I definitely believe in benchmarking and seeing where the numbers are going. I don’t believe in saying, “We need to reach that quota by this year.” But I think watching how the trend is going up or down within the company is incredibly important.

Twitter has a workplace SWAT team—which stands for Super Women at Twitter. What do they do?

It’s a self-formed group of women who see the opportunities and benefits of working together. Currently, the SWAT team is doing a great job at passing around open opportunities within the company to remind people, “Hey, if you have anybody or know anybody to fill this role, that would be great.” There’s also a group within the company called Blackbirds, which is the black Twitter employee group. There’s an LGBT group too. I think these are ways to remind ourselves that when people come to work, they’re still individuals that represent a certain lifestyle or person. You don’t have to give that up when you come through the door.

Were you surprised by the media scrutiny when you left the CBC?

I thought I’d go off to this nice new job at Twitter and the big question would be, “Who’s next at CBC?” because it’s an institution that’s obviously bigger than any one person. I was shocked to see the questions they asked were incredibly personal. It was like, “Is she either the genius who saw the future or is she the idiot who just gave up the biggest job ever?” I happen to think I’m somewhere in between.

So what was it specifically that spoke to you about Twitter?

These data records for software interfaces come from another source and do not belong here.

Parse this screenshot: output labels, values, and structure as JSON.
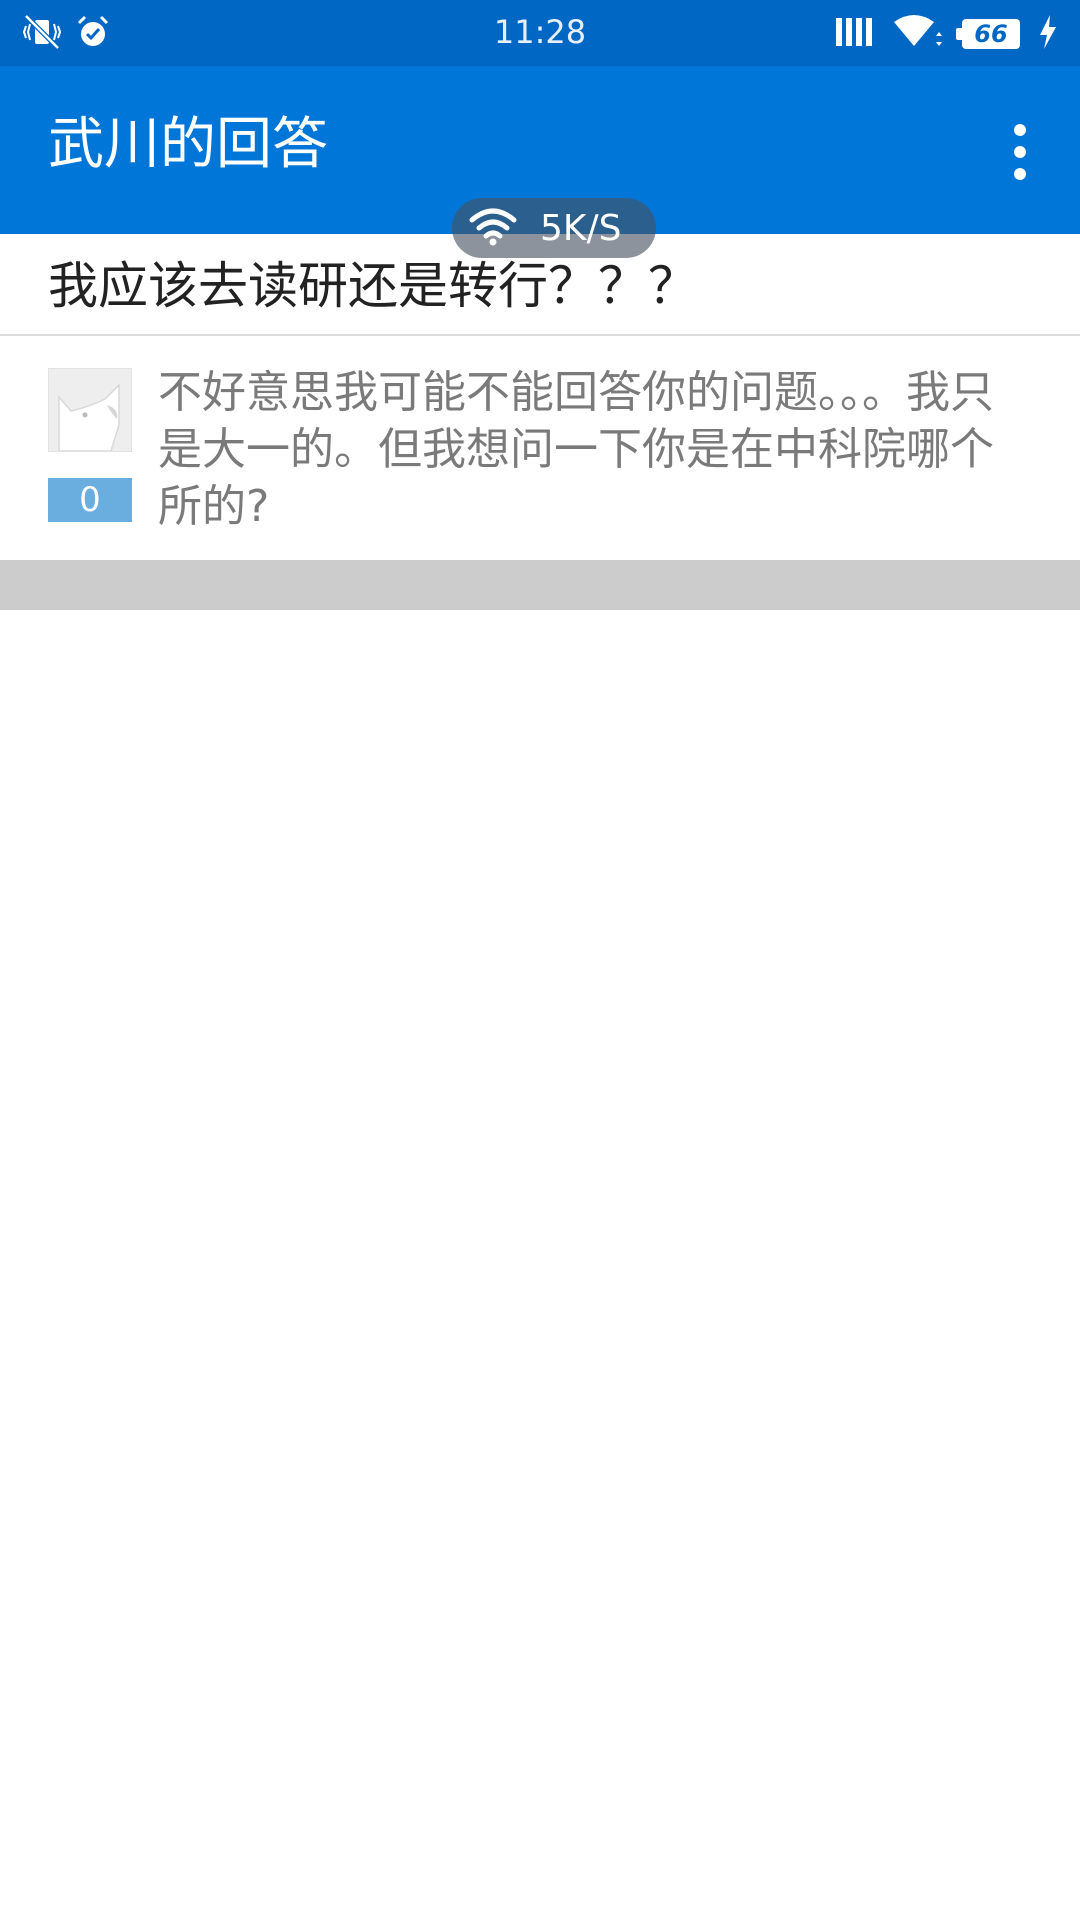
{
  "status_bar": {
    "time": "11:28",
    "battery_level": "66",
    "icons": [
      "vibrate-off-icon",
      "alarm-icon",
      "signal-icon",
      "wifi-icon",
      "battery-icon",
      "charging-icon"
    ]
  },
  "app_bar": {
    "title": "武川的回答",
    "menu_icon": "more-vert-icon"
  },
  "net_speed": {
    "value": "5K/S",
    "icon": "wifi-icon"
  },
  "question": {
    "title": "我应该去读研还是转行？？？"
  },
  "answer": {
    "vote_count": "0",
    "text": "不好意思我可能不能回答你的问题。。。我只是大一的。但我想问一下你是在中科院哪个所的?"
  },
  "colors": {
    "status_bar": "#0068c4",
    "app_bar": "#0077d8",
    "vote_badge": "#6aaee0",
    "footer_bar": "#cccccc"
  }
}
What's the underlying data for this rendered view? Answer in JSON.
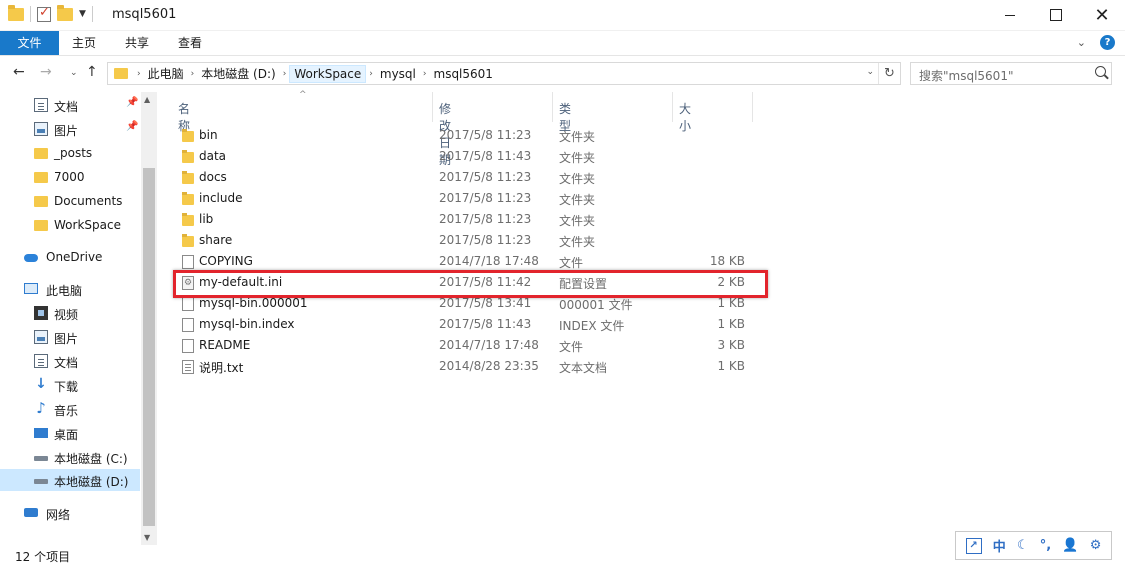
{
  "window": {
    "title": "msql5601",
    "controls": {
      "minimize": "",
      "maximize": "",
      "close": "✕"
    }
  },
  "ribbon": {
    "tabs": [
      {
        "label": "文件"
      },
      {
        "label": "主页"
      },
      {
        "label": "共享"
      },
      {
        "label": "查看"
      }
    ]
  },
  "address": {
    "crumbs": [
      {
        "label": "此电脑"
      },
      {
        "label": "本地磁盘 (D:)"
      },
      {
        "label": "WorkSpace"
      },
      {
        "label": "mysql"
      },
      {
        "label": "msql5601"
      }
    ]
  },
  "search": {
    "placeholder": "搜索\"msql5601\""
  },
  "sidebar": {
    "items": [
      {
        "label": "文档",
        "icon": "document-icon",
        "pinned": true
      },
      {
        "label": "图片",
        "icon": "picture-icon",
        "pinned": true
      },
      {
        "label": "_posts",
        "icon": "folder-icon"
      },
      {
        "label": "7000",
        "icon": "folder-icon"
      },
      {
        "label": "Documents",
        "icon": "folder-icon"
      },
      {
        "label": "WorkSpace",
        "icon": "folder-icon"
      },
      {
        "label": "OneDrive",
        "icon": "cloud-icon"
      },
      {
        "label": "此电脑",
        "icon": "computer-icon"
      },
      {
        "label": "视频",
        "icon": "video-icon"
      },
      {
        "label": "图片",
        "icon": "picture-icon"
      },
      {
        "label": "文档",
        "icon": "document-icon"
      },
      {
        "label": "下载",
        "icon": "download-icon"
      },
      {
        "label": "音乐",
        "icon": "music-icon"
      },
      {
        "label": "桌面",
        "icon": "desktop-icon"
      },
      {
        "label": "本地磁盘 (C:)",
        "icon": "drive-icon"
      },
      {
        "label": "本地磁盘 (D:)",
        "icon": "drive-icon",
        "selected": true
      },
      {
        "label": "网络",
        "icon": "network-icon"
      }
    ]
  },
  "filelist": {
    "columns": [
      {
        "label": "名称"
      },
      {
        "label": "修改日期"
      },
      {
        "label": "类型"
      },
      {
        "label": "大小"
      }
    ],
    "rows": [
      {
        "name": "bin",
        "date": "2017/5/8 11:23",
        "type": "文件夹",
        "size": "",
        "icon": "folder"
      },
      {
        "name": "data",
        "date": "2017/5/8 11:43",
        "type": "文件夹",
        "size": "",
        "icon": "folder"
      },
      {
        "name": "docs",
        "date": "2017/5/8 11:23",
        "type": "文件夹",
        "size": "",
        "icon": "folder"
      },
      {
        "name": "include",
        "date": "2017/5/8 11:23",
        "type": "文件夹",
        "size": "",
        "icon": "folder"
      },
      {
        "name": "lib",
        "date": "2017/5/8 11:23",
        "type": "文件夹",
        "size": "",
        "icon": "folder"
      },
      {
        "name": "share",
        "date": "2017/5/8 11:23",
        "type": "文件夹",
        "size": "",
        "icon": "folder"
      },
      {
        "name": "COPYING",
        "date": "2014/7/18 17:48",
        "type": "文件",
        "size": "18 KB",
        "icon": "file"
      },
      {
        "name": "my-default.ini",
        "date": "2017/5/8 11:42",
        "type": "配置设置",
        "size": "2 KB",
        "icon": "ini",
        "highlighted": true
      },
      {
        "name": "mysql-bin.000001",
        "date": "2017/5/8 13:41",
        "type": "000001 文件",
        "size": "1 KB",
        "icon": "file"
      },
      {
        "name": "mysql-bin.index",
        "date": "2017/5/8 11:43",
        "type": "INDEX 文件",
        "size": "1 KB",
        "icon": "file"
      },
      {
        "name": "README",
        "date": "2014/7/18 17:48",
        "type": "文件",
        "size": "3 KB",
        "icon": "file"
      },
      {
        "name": "说明.txt",
        "date": "2014/8/28 23:35",
        "type": "文本文档",
        "size": "1 KB",
        "icon": "text"
      }
    ]
  },
  "status": {
    "count": "12 个项目"
  },
  "ime": {
    "mode": "中"
  },
  "colors": {
    "accent": "#1979ca",
    "highlight_border": "#e2242c",
    "selection": "#cce8ff"
  }
}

I like the openness of the platform as a communication tool—it isn’t one-way, whereas broadcasting still largely is. I think Twitter provides a great partnership platform for traditional media to speak in a new space. And there was the comfort of knowing we’re actually there to help everybody. We’re helping not just newspapers, magazines and television networks but also bloggers, people off the street who take a shot and tweet it.

You’ve said one of your greatest strengths is knowing how to find broader audiences, something you did successfully at CBC with shows like Battle of the Blades. What’s the secret?

I think it’s easy to put yourself first, when you’re sitting in an office, concerned about the day-to-day operations of an organization. Particularly in the media space, you have to be careful to make sure you’re not just speaking to people like you. You have to take yourself out of your building, your world, and look at who else is out there. Maybe my thinking comes from the fact I didn’t go to a tony private school; my family isn’t connected to anybody. We were immigrants who came to Canada.

I started my career with a $16,000 a year receptionist job. When you come from average, you realize how important it is to listen to others. When I was at Alliance Atlantis, I took my staff on the GO train one day to remind ourselves what life is like when you’re not in downtown Toronto. We went west to the Bronte area, and east to the Ajax side as well. And we could see what people appreciated there and see that they do pretty fine with Walmart drapes. It’s so important to get close to an audience and to understand what’s important to them, so you can speak to them with their value system.

How are you aiming to find a broader audience with Twitter, which is struggling these days to maintain its user numbers, never mind grow?

I think we’ve done an incredible job of partnering with a lot of media outlets and journalists. I think the next phase is finding the individual. We’ve seen the rise of the individual, whether it’s through Ferguson or the Arab Spring—you can see the opportunities for individuals to be heard in a way they hadn’t before.

I read that you were once told a surprising revelation by a fortune teller. What did they tell you?

It’s true. I was in Hong Kong at an industry party, and on every floor they had a different form of fortune teller. So I had my palm read, and he said, “You will be prime minister of your country some day.”

Have you ruled that out?

Yeah, totally. I think I have more opportunities for influence on this side.